One of Singapore’s earliest coffee movement that focuses on sustainable and transparent relationships across the coffee chain. They only work with trusted exporters and also supplies to many cafes and restaurants regionally, busy lines on any given day also speaks for the quality of a finished cup they brew.

The Better Half

The story of “he bakes and she makes”, owners Jonathan & Hwee Ying built this Everton Park success story with their bare hands, a passion project turned full-time business, The Better Half bakes are so pretty you virtually smell it from the pictures.

Kew Organics
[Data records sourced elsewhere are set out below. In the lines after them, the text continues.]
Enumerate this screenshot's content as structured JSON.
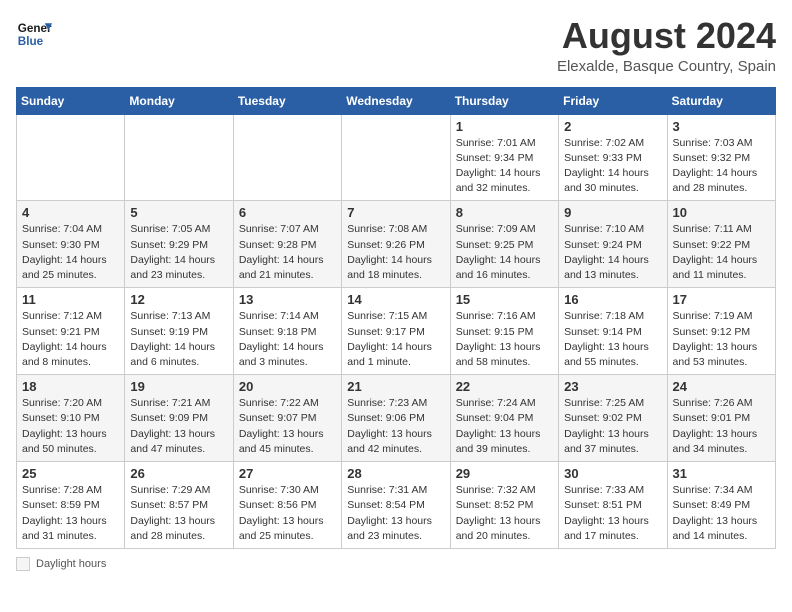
{
  "header": {
    "logo_line1": "General",
    "logo_line2": "Blue",
    "title": "August 2024",
    "subtitle": "Elexalde, Basque Country, Spain"
  },
  "weekdays": [
    "Sunday",
    "Monday",
    "Tuesday",
    "Wednesday",
    "Thursday",
    "Friday",
    "Saturday"
  ],
  "weeks": [
    [
      {
        "day": "",
        "sunrise": "",
        "sunset": "",
        "daylight": ""
      },
      {
        "day": "",
        "sunrise": "",
        "sunset": "",
        "daylight": ""
      },
      {
        "day": "",
        "sunrise": "",
        "sunset": "",
        "daylight": ""
      },
      {
        "day": "",
        "sunrise": "",
        "sunset": "",
        "daylight": ""
      },
      {
        "day": "1",
        "sunrise": "Sunrise: 7:01 AM",
        "sunset": "Sunset: 9:34 PM",
        "daylight": "Daylight: 14 hours and 32 minutes."
      },
      {
        "day": "2",
        "sunrise": "Sunrise: 7:02 AM",
        "sunset": "Sunset: 9:33 PM",
        "daylight": "Daylight: 14 hours and 30 minutes."
      },
      {
        "day": "3",
        "sunrise": "Sunrise: 7:03 AM",
        "sunset": "Sunset: 9:32 PM",
        "daylight": "Daylight: 14 hours and 28 minutes."
      }
    ],
    [
      {
        "day": "4",
        "sunrise": "Sunrise: 7:04 AM",
        "sunset": "Sunset: 9:30 PM",
        "daylight": "Daylight: 14 hours and 25 minutes."
      },
      {
        "day": "5",
        "sunrise": "Sunrise: 7:05 AM",
        "sunset": "Sunset: 9:29 PM",
        "daylight": "Daylight: 14 hours and 23 minutes."
      },
      {
        "day": "6",
        "sunrise": "Sunrise: 7:07 AM",
        "sunset": "Sunset: 9:28 PM",
        "daylight": "Daylight: 14 hours and 21 minutes."
      },
      {
        "day": "7",
        "sunrise": "Sunrise: 7:08 AM",
        "sunset": "Sunset: 9:26 PM",
        "daylight": "Daylight: 14 hours and 18 minutes."
      },
      {
        "day": "8",
        "sunrise": "Sunrise: 7:09 AM",
        "sunset": "Sunset: 9:25 PM",
        "daylight": "Daylight: 14 hours and 16 minutes."
      },
      {
        "day": "9",
        "sunrise": "Sunrise: 7:10 AM",
        "sunset": "Sunset: 9:24 PM",
        "daylight": "Daylight: 14 hours and 13 minutes."
      },
      {
        "day": "10",
        "sunrise": "Sunrise: 7:11 AM",
        "sunset": "Sunset: 9:22 PM",
        "daylight": "Daylight: 14 hours and 11 minutes."
      }
    ],
    [
      {
        "day": "11",
        "sunrise": "Sunrise: 7:12 AM",
        "sunset": "Sunset: 9:21 PM",
        "daylight": "Daylight: 14 hours and 8 minutes."
      },
      {
        "day": "12",
        "sunrise": "Sunrise: 7:13 AM",
        "sunset": "Sunset: 9:19 PM",
        "daylight": "Daylight: 14 hours and 6 minutes."
      },
      {
        "day": "13",
        "sunrise": "Sunrise: 7:14 AM",
        "sunset": "Sunset: 9:18 PM",
        "daylight": "Daylight: 14 hours and 3 minutes."
      },
      {
        "day": "14",
        "sunrise": "Sunrise: 7:15 AM",
        "sunset": "Sunset: 9:17 PM",
        "daylight": "Daylight: 14 hours and 1 minute."
      },
      {
        "day": "15",
        "sunrise": "Sunrise: 7:16 AM",
        "sunset": "Sunset: 9:15 PM",
        "daylight": "Daylight: 13 hours and 58 minutes."
      },
      {
        "day": "16",
        "sunrise": "Sunrise: 7:18 AM",
        "sunset": "Sunset: 9:14 PM",
        "daylight": "Daylight: 13 hours and 55 minutes."
      },
      {
        "day": "17",
        "sunrise": "Sunrise: 7:19 AM",
        "sunset": "Sunset: 9:12 PM",
        "daylight": "Daylight: 13 hours and 53 minutes."
      }
    ],
    [
      {
        "day": "18",
        "sunrise": "Sunrise: 7:20 AM",
        "sunset": "Sunset: 9:10 PM",
        "daylight": "Daylight: 13 hours and 50 minutes."
      },
      {
        "day": "19",
        "sunrise": "Sunrise: 7:21 AM",
        "sunset": "Sunset: 9:09 PM",
        "daylight": "Daylight: 13 hours and 47 minutes."
      },
      {
        "day": "20",
        "sunrise": "Sunrise: 7:22 AM",
        "sunset": "Sunset: 9:07 PM",
        "daylight": "Daylight: 13 hours and 45 minutes."
      },
      {
        "day": "21",
        "sunrise": "Sunrise: 7:23 AM",
        "sunset": "Sunset: 9:06 PM",
        "daylight": "Daylight: 13 hours and 42 minutes."
      },
      {
        "day": "22",
        "sunrise": "Sunrise: 7:24 AM",
        "sunset": "Sunset: 9:04 PM",
        "daylight": "Daylight: 13 hours and 39 minutes."
      },
      {
        "day": "23",
        "sunrise": "Sunrise: 7:25 AM",
        "sunset": "Sunset: 9:02 PM",
        "daylight": "Daylight: 13 hours and 37 minutes."
      },
      {
        "day": "24",
        "sunrise": "Sunrise: 7:26 AM",
        "sunset": "Sunset: 9:01 PM",
        "daylight": "Daylight: 13 hours and 34 minutes."
      }
    ],
    [
      {
        "day": "25",
        "sunrise": "Sunrise: 7:28 AM",
        "sunset": "Sunset: 8:59 PM",
        "daylight": "Daylight: 13 hours and 31 minutes."
      },
      {
        "day": "26",
        "sunrise": "Sunrise: 7:29 AM",
        "sunset": "Sunset: 8:57 PM",
        "daylight": "Daylight: 13 hours and 28 minutes."
      },
      {
        "day": "27",
        "sunrise": "Sunrise: 7:30 AM",
        "sunset": "Sunset: 8:56 PM",
        "daylight": "Daylight: 13 hours and 25 minutes."
      },
      {
        "day": "28",
        "sunrise": "Sunrise: 7:31 AM",
        "sunset": "Sunset: 8:54 PM",
        "daylight": "Daylight: 13 hours and 23 minutes."
      },
      {
        "day": "29",
        "sunrise": "Sunrise: 7:32 AM",
        "sunset": "Sunset: 8:52 PM",
        "daylight": "Daylight: 13 hours and 20 minutes."
      },
      {
        "day": "30",
        "sunrise": "Sunrise: 7:33 AM",
        "sunset": "Sunset: 8:51 PM",
        "daylight": "Daylight: 13 hours and 17 minutes."
      },
      {
        "day": "31",
        "sunrise": "Sunrise: 7:34 AM",
        "sunset": "Sunset: 8:49 PM",
        "daylight": "Daylight: 13 hours and 14 minutes."
      }
    ]
  ],
  "footer": {
    "daylight_label": "Daylight hours"
  }
}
Multi-award-winning skincare label and facial bar known for its vegan and organic products, Kew Organics is also an advocate for all-natural ingredients in skin care products and a beauty haven for local women. While its overwhelming success has seen Kew Organics expanding to high-end addresses in CBD Singapore, the humble Everton Park saloon remains busy, it also serves as an inspiration to young entrepreneurs.

Ji Xiang Confectionery

Traditional Chinese cakes made by hand with recipes passed down through generations, Ji Xiang Confectionery is famous for its “Ang Ku Kueh”, a brightly colored local delicacy filled with sweet or savoury pastes. These delicious bites draw crowds from far ends of Singapore, come weekends you’ll often find hungry locals systematically dashing to their cars across the park with boxes of Ang Ku Kuehs, braving parking fines, and at $0.65 (S$0.90) each treat, you’ve got to at least give it a go.


Continue to Part 2 – Singapore’s Best Heritage Walk